You don't have to define every procedure you use in a program. If you're using already-written code, you can import it into your program. In Python, you do this by importing the module it's contained in. This importing usually takes the form of a line of text at the top of your program that looks like this:
from location import module
There are several places where already-written modules come from.
A software library contains already-developed procedures that you can use in creating your own programs. You don't have to write new procedures to, for example, display images or find derivatives in your program; someone's already written those procedures and put them in a library for the public to use.
There are libraries for everything under the sun. Here are some Python examples:

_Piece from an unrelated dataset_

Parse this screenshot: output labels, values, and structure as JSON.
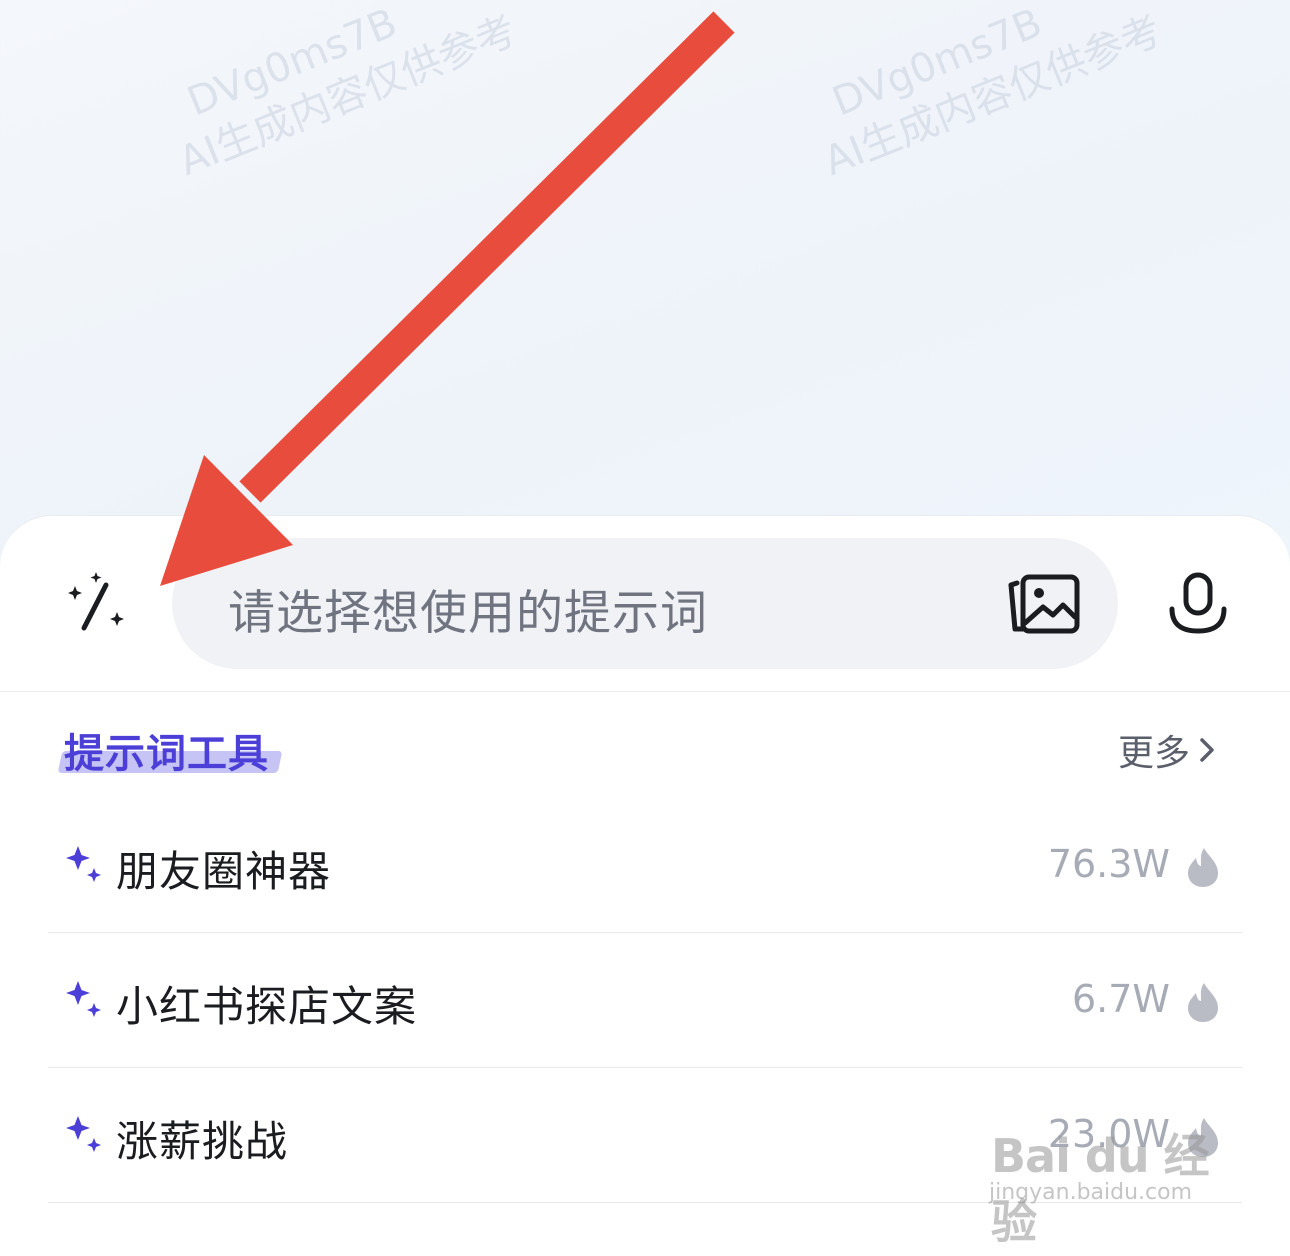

- Pillow allows you to work with images.
- Matplotlib allows you to make 2D graphs and plots.
You can also import
some of your own previously written code into a new program.
An Application Program Interface, or API, contains specifications for how the procedures in a library behave and can be used. It allows the imported procedures from the library to interact with the rest of your code.
In order to make the most of both APIs and Libraries, both need to be well documented. Libraries are, at their heart, a collection of other people's code, and it would be difficult to understand how the procedures should be used without documentation. APIs explain how two separate pieces of software interact with each other, and they also need documentation to keep this communication going.